**Problem details:**
Restate each of the lines given below, word for word.

**Information:**

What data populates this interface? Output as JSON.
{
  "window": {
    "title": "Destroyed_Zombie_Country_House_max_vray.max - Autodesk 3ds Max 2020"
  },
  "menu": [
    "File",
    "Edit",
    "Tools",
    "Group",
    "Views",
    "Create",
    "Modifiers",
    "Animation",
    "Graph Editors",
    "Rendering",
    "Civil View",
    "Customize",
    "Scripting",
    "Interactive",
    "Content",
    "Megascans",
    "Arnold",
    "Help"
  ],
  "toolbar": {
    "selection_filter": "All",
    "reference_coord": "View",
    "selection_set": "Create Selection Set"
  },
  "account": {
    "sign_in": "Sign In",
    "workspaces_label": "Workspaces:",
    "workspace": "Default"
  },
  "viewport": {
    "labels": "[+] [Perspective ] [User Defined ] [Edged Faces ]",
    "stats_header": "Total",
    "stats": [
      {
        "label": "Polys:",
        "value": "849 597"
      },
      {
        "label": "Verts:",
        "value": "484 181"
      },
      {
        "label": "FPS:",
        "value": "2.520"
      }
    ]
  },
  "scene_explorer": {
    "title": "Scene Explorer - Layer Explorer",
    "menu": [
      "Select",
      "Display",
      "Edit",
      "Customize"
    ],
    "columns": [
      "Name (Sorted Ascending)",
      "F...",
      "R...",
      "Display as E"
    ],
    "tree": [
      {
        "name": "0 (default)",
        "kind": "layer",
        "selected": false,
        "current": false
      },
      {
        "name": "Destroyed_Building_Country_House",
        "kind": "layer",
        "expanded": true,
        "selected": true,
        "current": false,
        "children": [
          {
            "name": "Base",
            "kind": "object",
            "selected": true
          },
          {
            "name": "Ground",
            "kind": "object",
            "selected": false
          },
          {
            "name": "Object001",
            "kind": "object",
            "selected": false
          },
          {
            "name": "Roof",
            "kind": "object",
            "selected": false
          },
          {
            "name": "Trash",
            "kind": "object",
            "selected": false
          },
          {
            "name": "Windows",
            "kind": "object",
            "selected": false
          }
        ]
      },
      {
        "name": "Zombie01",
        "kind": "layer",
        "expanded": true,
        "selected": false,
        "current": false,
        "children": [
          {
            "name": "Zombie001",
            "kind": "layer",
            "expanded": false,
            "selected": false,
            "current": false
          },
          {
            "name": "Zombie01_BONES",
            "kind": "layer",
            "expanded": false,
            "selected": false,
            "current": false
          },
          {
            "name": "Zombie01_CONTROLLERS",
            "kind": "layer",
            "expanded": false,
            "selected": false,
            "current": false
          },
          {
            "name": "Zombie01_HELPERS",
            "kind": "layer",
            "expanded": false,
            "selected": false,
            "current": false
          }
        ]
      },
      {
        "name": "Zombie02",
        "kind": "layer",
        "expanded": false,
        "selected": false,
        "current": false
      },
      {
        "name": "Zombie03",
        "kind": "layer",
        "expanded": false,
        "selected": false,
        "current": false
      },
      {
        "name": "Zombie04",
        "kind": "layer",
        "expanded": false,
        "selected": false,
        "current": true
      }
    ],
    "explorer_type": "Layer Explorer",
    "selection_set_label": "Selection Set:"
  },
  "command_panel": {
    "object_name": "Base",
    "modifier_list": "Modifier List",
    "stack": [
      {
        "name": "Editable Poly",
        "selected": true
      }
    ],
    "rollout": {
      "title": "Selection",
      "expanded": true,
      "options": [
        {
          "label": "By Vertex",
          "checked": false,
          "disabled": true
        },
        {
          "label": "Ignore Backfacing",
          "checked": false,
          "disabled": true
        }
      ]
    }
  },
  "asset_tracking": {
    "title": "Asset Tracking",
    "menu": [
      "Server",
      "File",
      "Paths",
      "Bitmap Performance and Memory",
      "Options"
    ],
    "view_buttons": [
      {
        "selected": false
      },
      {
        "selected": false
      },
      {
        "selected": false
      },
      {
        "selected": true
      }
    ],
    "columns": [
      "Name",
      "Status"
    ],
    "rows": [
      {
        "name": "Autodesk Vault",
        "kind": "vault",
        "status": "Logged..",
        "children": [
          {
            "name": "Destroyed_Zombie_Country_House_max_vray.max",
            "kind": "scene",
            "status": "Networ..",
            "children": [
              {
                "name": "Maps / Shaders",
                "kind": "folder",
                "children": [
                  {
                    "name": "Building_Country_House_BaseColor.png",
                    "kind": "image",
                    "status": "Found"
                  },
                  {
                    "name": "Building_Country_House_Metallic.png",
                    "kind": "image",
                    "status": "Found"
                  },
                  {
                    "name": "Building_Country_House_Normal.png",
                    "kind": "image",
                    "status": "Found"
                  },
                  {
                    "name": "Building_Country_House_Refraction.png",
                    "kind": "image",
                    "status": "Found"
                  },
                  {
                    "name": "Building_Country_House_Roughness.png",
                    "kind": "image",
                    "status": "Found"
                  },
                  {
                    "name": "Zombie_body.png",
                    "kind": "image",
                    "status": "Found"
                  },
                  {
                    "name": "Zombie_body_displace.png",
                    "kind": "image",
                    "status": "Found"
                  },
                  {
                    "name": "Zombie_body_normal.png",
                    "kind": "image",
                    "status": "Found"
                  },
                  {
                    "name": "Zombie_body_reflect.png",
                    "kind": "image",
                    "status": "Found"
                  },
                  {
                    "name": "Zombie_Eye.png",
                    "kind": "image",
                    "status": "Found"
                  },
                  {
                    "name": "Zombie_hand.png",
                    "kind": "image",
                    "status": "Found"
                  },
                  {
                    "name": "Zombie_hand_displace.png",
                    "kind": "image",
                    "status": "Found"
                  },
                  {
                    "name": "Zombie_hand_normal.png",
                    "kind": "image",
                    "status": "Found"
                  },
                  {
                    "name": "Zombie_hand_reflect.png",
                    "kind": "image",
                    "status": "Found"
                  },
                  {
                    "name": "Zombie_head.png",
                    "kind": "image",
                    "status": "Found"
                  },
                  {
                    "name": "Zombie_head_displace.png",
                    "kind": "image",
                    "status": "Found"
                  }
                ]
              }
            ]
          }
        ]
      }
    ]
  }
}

**Written solution:**
What data populates this interface? Output as JSON.
{
  "window": {
    "title": "Destroyed_Zombie_Country_House_max_vray.max - Autodesk 3ds Max 2020"
  },
  "menu": [
    "File",
    "Edit",
    "Tools",
    "Group",
    "Views",
    "Create",
    "Modifiers",
    "Animation",
    "Graph Editors",
    "Rendering",
    "Civil View",
    "Customize",
    "Scripting",
    "Interactive",
    "Content",
    "Megascans",
    "Arnold",
    "Help"
  ],
  "toolbar": {
    "selection_filter": "All",
    "reference_coord": "View",
    "selection_set": "Create Selection Set"
  },
  "account": {
    "sign_in": "Sign In",
    "workspaces_label": "Workspaces:",
    "workspace": "Default"
  },
  "viewport": {
    "labels": "[+] [Perspective ] [User Defined ] [Edged Faces ]",
    "stats_header": "Total",
    "stats": [
      {
        "label": "Polys:",
        "value": "849 597"
      },
      {
        "label": "Verts:",
        "value": "484 181"
      },
      {
        "label": "FPS:",
        "value": "2.520"
      }
    ]
  },
  "scene_explorer": {
    "title": "Scene Explorer - Layer Explorer",
    "menu": [
      "Select",
      "Display",
      "Edit",
      "Customize"
    ],
    "columns": [
      "Name (Sorted Ascending)",
      "F...",
      "R...",
      "Display as E"
    ],
    "tree": [
      {
        "name": "0 (default)",
        "kind": "layer",
        "selected": false,
        "current": false
      },
      {
        "name": "Destroyed_Building_Country_House",
        "kind": "layer",
        "expanded": true,
        "selected": true,
        "current": false,
        "children": [
          {
            "name": "Base",
            "kind": "object",
            "selected": true
          },
          {
            "name": "Ground",
            "kind": "object",
            "selected": false
          },
          {
            "name": "Object001",
            "kind": "object",
            "selected": false
          },
          {
            "name": "Roof",
            "kind": "object",
            "selected": false
          },
          {
            "name": "Trash",
            "kind": "object",
            "selected": false
          },
          {
            "name": "Windows",
            "kind": "object",
            "selected": false
          }
        ]
      },
      {
        "name": "Zombie01",
        "kind": "layer",
        "expanded": true,
        "selected": false,
        "current": false,
        "children": [
          {
            "name": "Zombie001",
            "kind": "layer",
            "expanded": false,
            "selected": false,
            "current": false
          },
          {
            "name": "Zombie01_BONES",
            "kind": "layer",
            "expanded": false,
            "selected": false,
            "current": false
          },
          {
            "name": "Zombie01_CONTROLLERS",
            "kind": "layer",
            "expanded": false,
            "selected": false,
            "current": false
          },
          {
            "name": "Zombie01_HELPERS",
            "kind": "layer",
            "expanded": false,
            "selected": false,
            "current": false
          }
        ]
      },
      {
        "name": "Zombie02",
        "kind": "layer",
        "expanded": false,
        "selected": false,
        "current": false
      },
      {
        "name": "Zombie03",
        "kind": "layer",
        "expanded": false,
        "selected": false,
        "current": false
      },
      {
        "name": "Zombie04",
        "kind": "layer",
        "expanded": false,
        "selected": false,
        "current": true
      }
    ],
    "explorer_type": "Layer Explorer",
    "selection_set_label": "Selection Set:"
  },
  "command_panel": {
    "object_name": "Base",
    "modifier_list": "Modifier List",
    "stack": [
      {
        "name": "Editable Poly",
        "selected": true
      }
    ],
    "rollout": {
      "title": "Selection",
      "expanded": true,
      "options": [
        {
          "label": "By Vertex",
          "checked": false,
          "disabled": true
        },
        {
          "label": "Ignore Backfacing",
          "checked": false,
          "disabled": true
        }
      ]
    }
  },
  "asset_tracking": {
    "title": "Asset Tracking",
    "menu": [
      "Server",
      "File",
      "Paths",
      "Bitmap Performance and Memory",
      "Options"
    ],
    "view_buttons": [
      {
        "selected": false
      },
      {
        "selected": false
      },
      {
        "selected": false
      },
      {
        "selected": true
      }
    ],
    "columns": [
      "Name",
      "Status"
    ],
    "rows": [
      {
        "name": "Autodesk Vault",
        "kind": "vault",
        "status": "Logged..",
        "children": [
          {
            "name": "Destroyed_Zombie_Country_House_max_vray.max",
            "kind": "scene",
            "status": "Networ..",
            "children": [
              {
                "name": "Maps / Shaders",
                "kind": "folder",
                "children": [
                  {
                    "name": "Building_Country_House_BaseColor.png",
                    "kind": "image",
                    "status": "Found"
                  },
                  {
                    "name": "Building_Country_House_Metallic.png",
                    "kind": "image",
                    "status": "Found"
                  },
                  {
                    "name": "Building_Country_House_Normal.png",
                    "kind": "image",
                    "status": "Found"
                  },
                  {
                    "name": "Building_Country_House_Refraction.png",
                    "kind": "image",
                    "status": "Found"
                  },
                  {
                    "name": "Building_Country_House_Roughness.png",
                    "kind": "image",
                    "status": "Found"
                  },
                  {
                    "name": "Zombie_body.png",
                    "kind": "image",
                    "status": "Found"
                  },
                  {
                    "name": "Zombie_body_displace.png",
                    "kind": "image",
                    "status": "Found"
                  },
                  {
                    "name": "Zombie_body_normal.png",
                    "kind": "image",
                    "status": "Found"
                  },
                  {
                    "name": "Zombie_body_reflect.png",
                    "kind": "image",
                    "status": "Found"
                  },
                  {
                    "name": "Zombie_Eye.png",
                    "kind": "image",
                    "status": "Found"
                  },
                  {
                    "name": "Zombie_hand.png",
                    "kind": "image",
                    "status": "Found"
                  },
                  {
                    "name": "Zombie_hand_displace.png",
                    "kind": "image",
                    "status": "Found"
                  },
                  {
                    "name": "Zombie_hand_normal.png",
                    "kind": "image",
                    "status": "Found"
                  },
                  {
                    "name": "Zombie_hand_reflect.png",
                    "kind": "image",
                    "status": "Found"
                  },
                  {
                    "name": "Zombie_head.png",
                    "kind": "image",
                    "status": "Found"
                  },
                  {
                    "name": "Zombie_head_displace.png",
                    "kind": "image",
                    "status": "Found"
                  }
                ]
              }
            ]
          }
        ]
      }
    ]
  }
}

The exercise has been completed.